Adoption of advanced collision mitigation technology is increasing every year as more and more fleets see the ROI benefits of the technology. It makes sense—when you think about how much just one accident can cost a fleet, both in equipment and legal costs, it’s easy to see the ROI.
But the thing about advanced technology is that you can’t forget about your spec’ing strategy basics; even the most incredible technology can be undermined by ignoring the little things.
If you’re investing in an advanced safety system, for example, it’s important to remember that the system relies on having the right brake spec to operate optimally. If the brakes aren’t being kept in good shape, all that ROI from the safety system goes out the window.
Take brake pads, for example. Montu Khokhar, NUCAP’s chief executive officer, stresses how important it is your trucks’ pads and friction are the best they can be.
“You’re spending so much money on advanced safety systems, and your weakest link is right here,” he says, holding up a disc brake pad. “This is your weakest link. You could have the best brake assist system, but if you have no friction or a part of your friction missing, it doesn’t matter what you have there, because this,”—he shakes the brake pad to punctuate his point—“is what’s actually doing the job.”
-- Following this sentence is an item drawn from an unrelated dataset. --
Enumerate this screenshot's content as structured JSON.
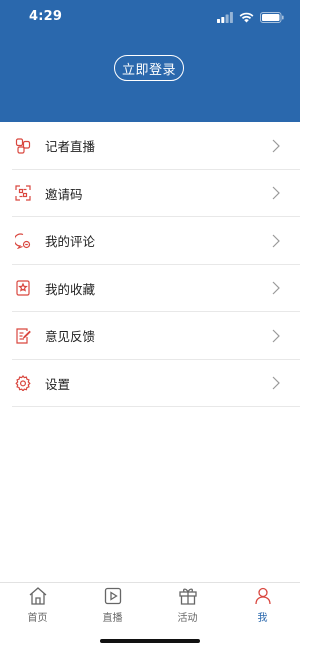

Rust is a major threat to brake pad life as it causes them to break apart and fail before the end of the brake’s useful life. And yes, we’re not talking about just a worn down pad with an increased stopping distance—we’re talking about one that’s outright broken, unexpectedly increasing stopping distances when you thought there should be plenty of friction on the pad. (The brake pad pictured above is an example.)
“At the end of the day, this brake pad has to do all the work,” Khokhar says. “We’re talking about pushing the pad against the rotor that’s turning and creating heat. That’s the end result of what we’re doing here, and if that the pad friction is broken, the system has to compensate for that gap.”
According to the Global Brake Safety Council (GBSC), numerous field studies of used brake pads found that brake pads failing due to rust has increased from .1% in the early 2000s to 19% now in the automotive world. As Khokhar puts it: “You don’t learn anything from a new brake pad. You learn everything from something coming off the vehicle.”
He warns that rust and corrosion can impact medium- and heavy-duty brake pad applications as well.
“It’s not just the snow and salt that’s killing the pad and getting the rust going,” Khokhar says. “When you have a painted part with no pre-coating on it, as soon as it chips, now you have exposed steel. As soon as you have rust, it starts breaking apart the bond between the backing plate and the friction.”
For NUCAP’s part, it aims to tackle the issue with its recently introduced brake pad that sports galvanized steel, a process that prevents rusting, with NRS mechanical attachment. The galvanized steel replaced the paint to protect from rust and the NRS mechanical attachment reduces noise as well as improving brake pad life, according to Khokhar. The pads will have OEM fitment and mechanical attachment on light- and medium-duty trucks, including International, Kenworth, Peterbilt and Hino trucks, to name a few. Khokhar notes that Class 8 application is “the next logical step.”